Zelda Kahan

From Wikipedia, the free encyclopedia
Jump to: navigation, search

Zelda Kahan (1886 – 1969) was a British communist.

Born into a Jewish family in Russia in 1886, Kahan's family were forced to emigrate, and she moved to Britain at an early age.[1] The Kahans lived at 6 Clapton Square in Hackney, London. She became an active socialist and joined the Social Democratic Federation (SDF). Within the SDF, she was a leading opponent of Ernest Belfort Bax's anti-feminism, and an ardent anti-militarist. After a resolution she proposed to the conference of the SDF's successor, the British Socialist Party, was approved against the wishes of the party leadership, she was elected to its executive. She worked alongside Theodore Rothstein in opposition to World War I, and supported the foundation of the Communist Party of Great Britain (CPGB).[2]

Zelda Kahan publicly justified Stalin's collectivization policies, and denied Holodomor taking place.[3] [4]

Kahan married fellow communist William Peyton Coates (died 8 Aug 1963), and became known as Zelda Coates. Together, they set up the Anglo-Russian Parliamentary Committee.[5] She co-wrote several books with her husband, including Soviets in Central Asia and Why Russia Will Win. The Coates lived at 37 Coolhurst Road, Hornsey, London N8 in later days.

References[edit]
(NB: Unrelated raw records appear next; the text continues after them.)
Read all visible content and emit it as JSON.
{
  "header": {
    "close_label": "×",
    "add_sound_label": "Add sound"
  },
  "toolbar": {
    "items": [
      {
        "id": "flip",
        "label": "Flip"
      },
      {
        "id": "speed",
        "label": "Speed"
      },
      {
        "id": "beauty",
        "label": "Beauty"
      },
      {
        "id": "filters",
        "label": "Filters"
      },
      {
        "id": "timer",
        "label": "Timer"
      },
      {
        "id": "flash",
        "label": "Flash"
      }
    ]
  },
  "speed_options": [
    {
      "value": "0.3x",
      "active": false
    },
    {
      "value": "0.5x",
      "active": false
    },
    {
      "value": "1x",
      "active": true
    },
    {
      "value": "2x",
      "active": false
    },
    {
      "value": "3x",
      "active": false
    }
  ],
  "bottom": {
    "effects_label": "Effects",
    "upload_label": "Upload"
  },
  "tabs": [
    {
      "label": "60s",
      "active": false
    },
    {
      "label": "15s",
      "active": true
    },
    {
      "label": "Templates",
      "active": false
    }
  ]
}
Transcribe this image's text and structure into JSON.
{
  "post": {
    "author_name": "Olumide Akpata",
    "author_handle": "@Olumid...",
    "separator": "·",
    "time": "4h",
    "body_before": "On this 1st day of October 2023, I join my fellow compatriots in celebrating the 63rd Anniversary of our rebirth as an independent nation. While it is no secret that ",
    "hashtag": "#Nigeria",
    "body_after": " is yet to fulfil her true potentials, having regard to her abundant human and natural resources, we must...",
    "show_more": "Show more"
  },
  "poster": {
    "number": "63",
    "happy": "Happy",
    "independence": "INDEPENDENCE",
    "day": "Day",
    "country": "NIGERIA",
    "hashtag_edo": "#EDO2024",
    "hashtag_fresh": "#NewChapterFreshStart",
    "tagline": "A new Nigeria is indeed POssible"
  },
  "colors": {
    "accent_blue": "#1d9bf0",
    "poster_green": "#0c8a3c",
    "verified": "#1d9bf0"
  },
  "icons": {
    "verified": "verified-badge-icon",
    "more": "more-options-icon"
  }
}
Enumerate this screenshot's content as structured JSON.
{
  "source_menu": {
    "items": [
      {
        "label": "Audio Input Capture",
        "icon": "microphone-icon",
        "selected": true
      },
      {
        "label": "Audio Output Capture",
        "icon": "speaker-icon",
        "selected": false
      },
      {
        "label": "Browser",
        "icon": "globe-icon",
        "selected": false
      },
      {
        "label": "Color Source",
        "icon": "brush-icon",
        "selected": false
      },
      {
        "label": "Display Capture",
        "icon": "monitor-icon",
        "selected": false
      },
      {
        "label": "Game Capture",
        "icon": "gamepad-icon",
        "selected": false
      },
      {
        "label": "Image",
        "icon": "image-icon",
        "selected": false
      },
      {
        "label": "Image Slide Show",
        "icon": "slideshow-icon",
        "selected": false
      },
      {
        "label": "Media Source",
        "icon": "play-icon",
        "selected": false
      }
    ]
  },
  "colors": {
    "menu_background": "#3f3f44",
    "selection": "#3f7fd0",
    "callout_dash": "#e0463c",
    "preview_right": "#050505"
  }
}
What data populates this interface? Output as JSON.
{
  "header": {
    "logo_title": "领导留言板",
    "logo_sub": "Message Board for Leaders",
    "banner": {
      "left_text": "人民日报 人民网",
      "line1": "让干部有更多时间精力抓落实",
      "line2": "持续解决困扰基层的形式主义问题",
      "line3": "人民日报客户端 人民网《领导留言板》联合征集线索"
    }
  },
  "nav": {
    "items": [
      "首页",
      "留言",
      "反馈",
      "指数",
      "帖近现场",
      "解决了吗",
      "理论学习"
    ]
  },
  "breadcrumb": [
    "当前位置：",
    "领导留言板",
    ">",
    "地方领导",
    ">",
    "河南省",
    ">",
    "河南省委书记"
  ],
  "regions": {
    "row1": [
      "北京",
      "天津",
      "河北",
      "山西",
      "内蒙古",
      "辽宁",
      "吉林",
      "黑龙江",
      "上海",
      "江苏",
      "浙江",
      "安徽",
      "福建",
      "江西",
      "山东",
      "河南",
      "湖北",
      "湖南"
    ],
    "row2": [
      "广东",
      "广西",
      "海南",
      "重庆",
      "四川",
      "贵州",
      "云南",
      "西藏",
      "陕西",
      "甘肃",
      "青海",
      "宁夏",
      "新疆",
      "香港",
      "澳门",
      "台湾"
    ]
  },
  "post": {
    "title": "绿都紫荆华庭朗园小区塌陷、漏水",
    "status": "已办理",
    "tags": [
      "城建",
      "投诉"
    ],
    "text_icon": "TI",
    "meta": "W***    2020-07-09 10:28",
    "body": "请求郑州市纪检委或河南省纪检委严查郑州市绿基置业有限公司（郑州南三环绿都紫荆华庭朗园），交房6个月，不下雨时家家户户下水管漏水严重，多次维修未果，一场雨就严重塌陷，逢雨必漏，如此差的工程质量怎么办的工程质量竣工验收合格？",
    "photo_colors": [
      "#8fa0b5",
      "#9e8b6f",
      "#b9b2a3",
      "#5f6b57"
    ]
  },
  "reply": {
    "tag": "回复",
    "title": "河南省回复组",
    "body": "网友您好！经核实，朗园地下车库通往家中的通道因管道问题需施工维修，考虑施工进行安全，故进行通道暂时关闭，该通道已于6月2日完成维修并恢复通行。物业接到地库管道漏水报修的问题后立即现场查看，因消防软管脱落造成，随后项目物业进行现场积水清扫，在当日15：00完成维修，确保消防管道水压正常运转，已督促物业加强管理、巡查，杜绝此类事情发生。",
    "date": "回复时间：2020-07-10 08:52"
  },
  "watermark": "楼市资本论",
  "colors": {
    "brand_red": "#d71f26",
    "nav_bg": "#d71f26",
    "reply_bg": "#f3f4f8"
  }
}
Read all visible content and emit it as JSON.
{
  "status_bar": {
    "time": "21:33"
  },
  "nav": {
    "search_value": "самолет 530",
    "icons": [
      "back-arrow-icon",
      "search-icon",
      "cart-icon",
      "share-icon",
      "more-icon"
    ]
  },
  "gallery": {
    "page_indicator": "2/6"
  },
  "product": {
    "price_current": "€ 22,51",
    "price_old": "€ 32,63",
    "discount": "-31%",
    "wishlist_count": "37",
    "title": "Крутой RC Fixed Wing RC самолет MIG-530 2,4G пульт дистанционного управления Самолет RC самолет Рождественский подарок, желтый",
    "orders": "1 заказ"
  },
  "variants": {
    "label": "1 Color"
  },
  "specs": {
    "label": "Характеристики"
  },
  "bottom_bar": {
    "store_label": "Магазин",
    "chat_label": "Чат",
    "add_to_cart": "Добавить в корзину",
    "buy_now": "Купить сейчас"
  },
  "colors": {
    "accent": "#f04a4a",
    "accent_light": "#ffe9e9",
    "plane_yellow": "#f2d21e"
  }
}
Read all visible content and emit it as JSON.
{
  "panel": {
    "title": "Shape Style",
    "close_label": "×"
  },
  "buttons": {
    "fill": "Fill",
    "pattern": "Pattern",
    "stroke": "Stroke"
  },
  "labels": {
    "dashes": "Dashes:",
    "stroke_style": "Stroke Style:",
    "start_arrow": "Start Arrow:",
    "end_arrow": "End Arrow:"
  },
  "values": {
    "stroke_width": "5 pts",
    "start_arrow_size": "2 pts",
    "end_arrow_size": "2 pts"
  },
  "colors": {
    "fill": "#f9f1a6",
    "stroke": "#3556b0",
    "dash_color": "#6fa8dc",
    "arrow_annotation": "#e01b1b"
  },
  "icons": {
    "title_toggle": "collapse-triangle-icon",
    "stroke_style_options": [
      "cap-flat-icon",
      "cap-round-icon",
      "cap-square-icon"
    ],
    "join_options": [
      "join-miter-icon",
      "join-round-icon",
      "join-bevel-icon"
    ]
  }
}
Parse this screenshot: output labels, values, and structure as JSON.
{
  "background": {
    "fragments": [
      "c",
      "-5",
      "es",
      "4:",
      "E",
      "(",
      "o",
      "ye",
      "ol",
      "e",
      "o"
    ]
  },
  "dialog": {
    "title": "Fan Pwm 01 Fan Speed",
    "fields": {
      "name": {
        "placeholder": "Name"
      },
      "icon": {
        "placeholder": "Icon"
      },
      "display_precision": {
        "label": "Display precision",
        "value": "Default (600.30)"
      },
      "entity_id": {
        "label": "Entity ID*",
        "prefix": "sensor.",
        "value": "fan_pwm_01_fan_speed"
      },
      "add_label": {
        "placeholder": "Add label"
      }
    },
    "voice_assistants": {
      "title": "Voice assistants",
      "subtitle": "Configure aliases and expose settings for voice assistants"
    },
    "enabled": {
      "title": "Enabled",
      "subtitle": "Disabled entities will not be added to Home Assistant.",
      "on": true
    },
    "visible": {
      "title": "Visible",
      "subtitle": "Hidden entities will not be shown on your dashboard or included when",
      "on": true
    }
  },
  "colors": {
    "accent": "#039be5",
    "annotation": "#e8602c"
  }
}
  1. ^ Henry Pelling, The British Communist Party: A Historical Profile
  2. ^ Karen Hunt, Equivocal Feminists: The Social Democratic Federation and the Woman Question 1884-1911
  3. ^ The Harvest in Russia: Cases of Starvation (Letters to the Editor), Manchester Guardian | Sep 13, 1933
  4. ^ The Truth about Russia: Hunger in Spring, Plenty in Summer (Letters to the Editor), Manchester Guardian | Sep 20, 1933
  5. ^ Andrew J. Williams, Labour and Russia: The Attitude of the Labour Party to the USSR, 1924-1934